(Provided entries):
[Start of section]

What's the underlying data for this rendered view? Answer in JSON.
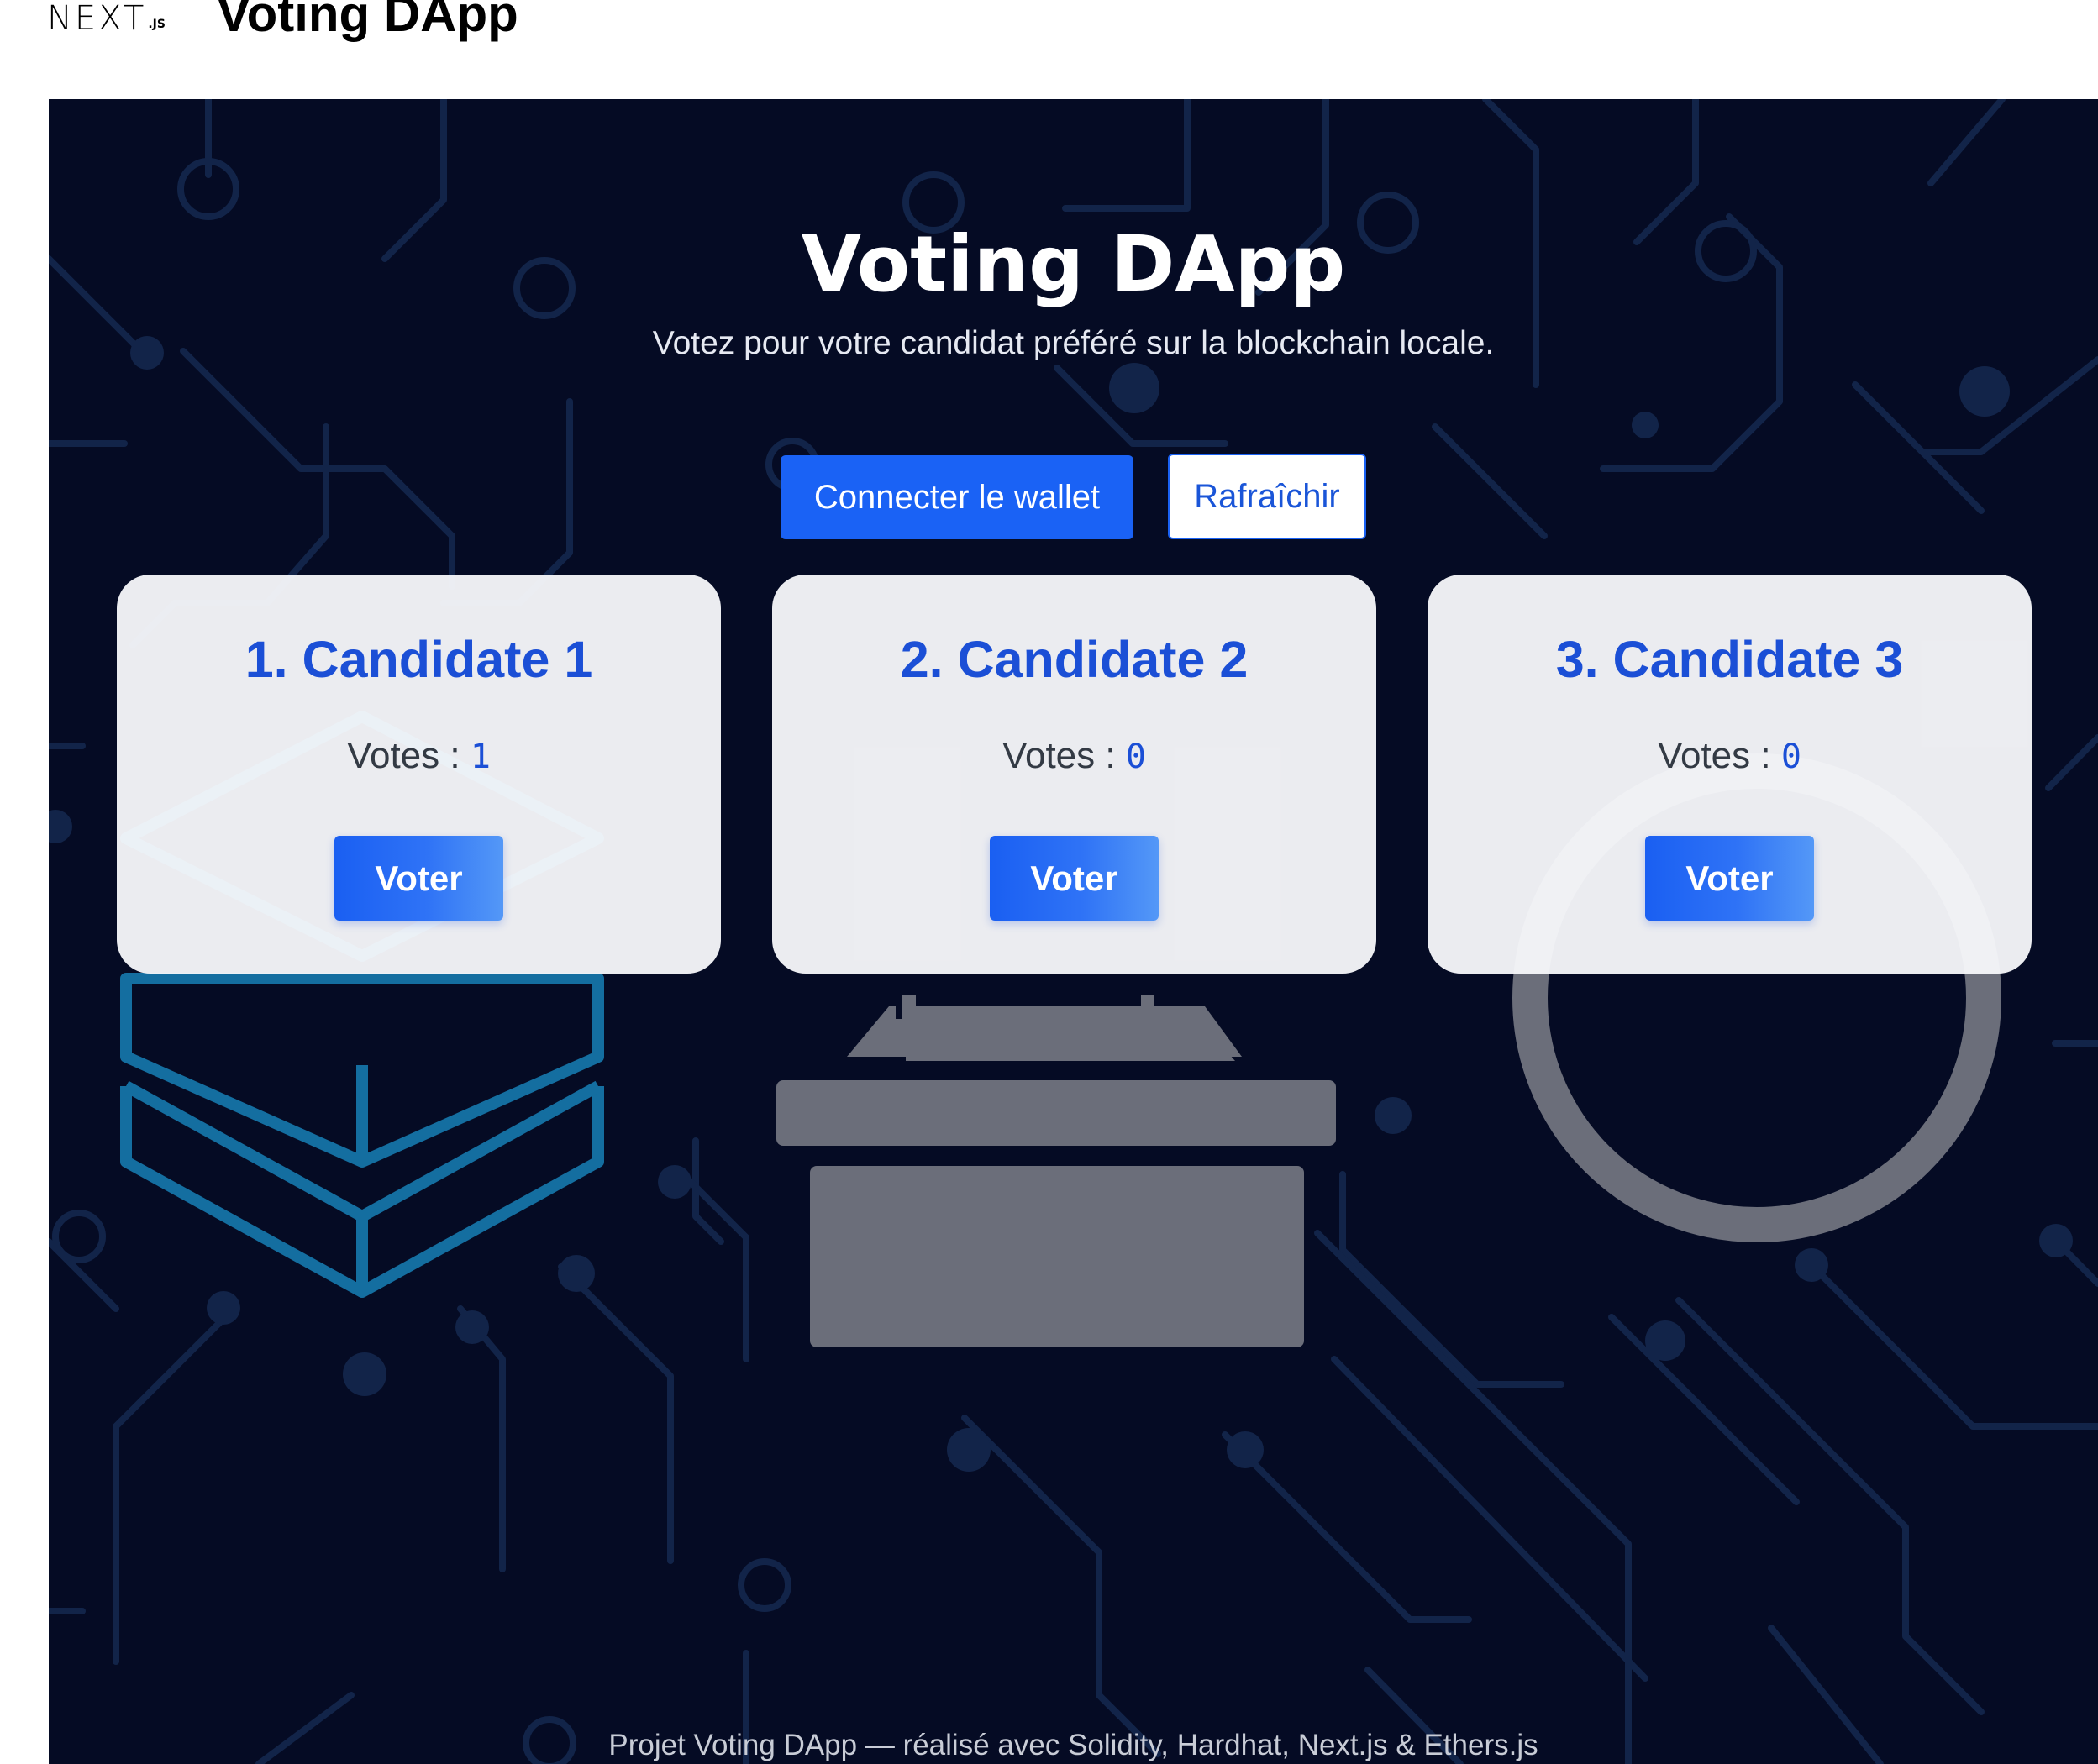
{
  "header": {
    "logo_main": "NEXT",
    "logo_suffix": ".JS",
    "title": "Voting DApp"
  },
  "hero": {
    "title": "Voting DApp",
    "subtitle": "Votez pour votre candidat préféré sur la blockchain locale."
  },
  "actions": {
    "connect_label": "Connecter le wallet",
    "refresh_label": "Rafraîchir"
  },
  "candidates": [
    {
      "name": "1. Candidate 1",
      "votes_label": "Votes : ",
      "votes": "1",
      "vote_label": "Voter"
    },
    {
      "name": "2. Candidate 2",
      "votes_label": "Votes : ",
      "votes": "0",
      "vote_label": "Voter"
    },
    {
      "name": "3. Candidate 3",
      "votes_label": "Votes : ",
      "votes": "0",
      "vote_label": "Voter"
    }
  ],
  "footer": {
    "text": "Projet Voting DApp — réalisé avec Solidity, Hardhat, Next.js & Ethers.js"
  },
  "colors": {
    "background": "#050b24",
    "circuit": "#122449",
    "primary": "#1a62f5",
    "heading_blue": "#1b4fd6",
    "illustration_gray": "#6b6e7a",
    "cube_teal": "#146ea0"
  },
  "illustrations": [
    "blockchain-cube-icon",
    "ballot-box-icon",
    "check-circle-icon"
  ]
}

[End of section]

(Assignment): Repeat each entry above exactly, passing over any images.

(Reply):
What's the underlying data for this rendered view? Answer in JSON.
{
  "header": {
    "logo_main": "NEXT",
    "logo_suffix": ".JS",
    "title": "Voting DApp"
  },
  "hero": {
    "title": "Voting DApp",
    "subtitle": "Votez pour votre candidat préféré sur la blockchain locale."
  },
  "actions": {
    "connect_label": "Connecter le wallet",
    "refresh_label": "Rafraîchir"
  },
  "candidates": [
    {
      "name": "1. Candidate 1",
      "votes_label": "Votes : ",
      "votes": "1",
      "vote_label": "Voter"
    },
    {
      "name": "2. Candidate 2",
      "votes_label": "Votes : ",
      "votes": "0",
      "vote_label": "Voter"
    },
    {
      "name": "3. Candidate 3",
      "votes_label": "Votes : ",
      "votes": "0",
      "vote_label": "Voter"
    }
  ],
  "footer": {
    "text": "Projet Voting DApp — réalisé avec Solidity, Hardhat, Next.js & Ethers.js"
  },
  "colors": {
    "background": "#050b24",
    "circuit": "#122449",
    "primary": "#1a62f5",
    "heading_blue": "#1b4fd6",
    "illustration_gray": "#6b6e7a",
    "cube_teal": "#146ea0"
  },
  "illustrations": [
    "blockchain-cube-icon",
    "ballot-box-icon",
    "check-circle-icon"
  ]
}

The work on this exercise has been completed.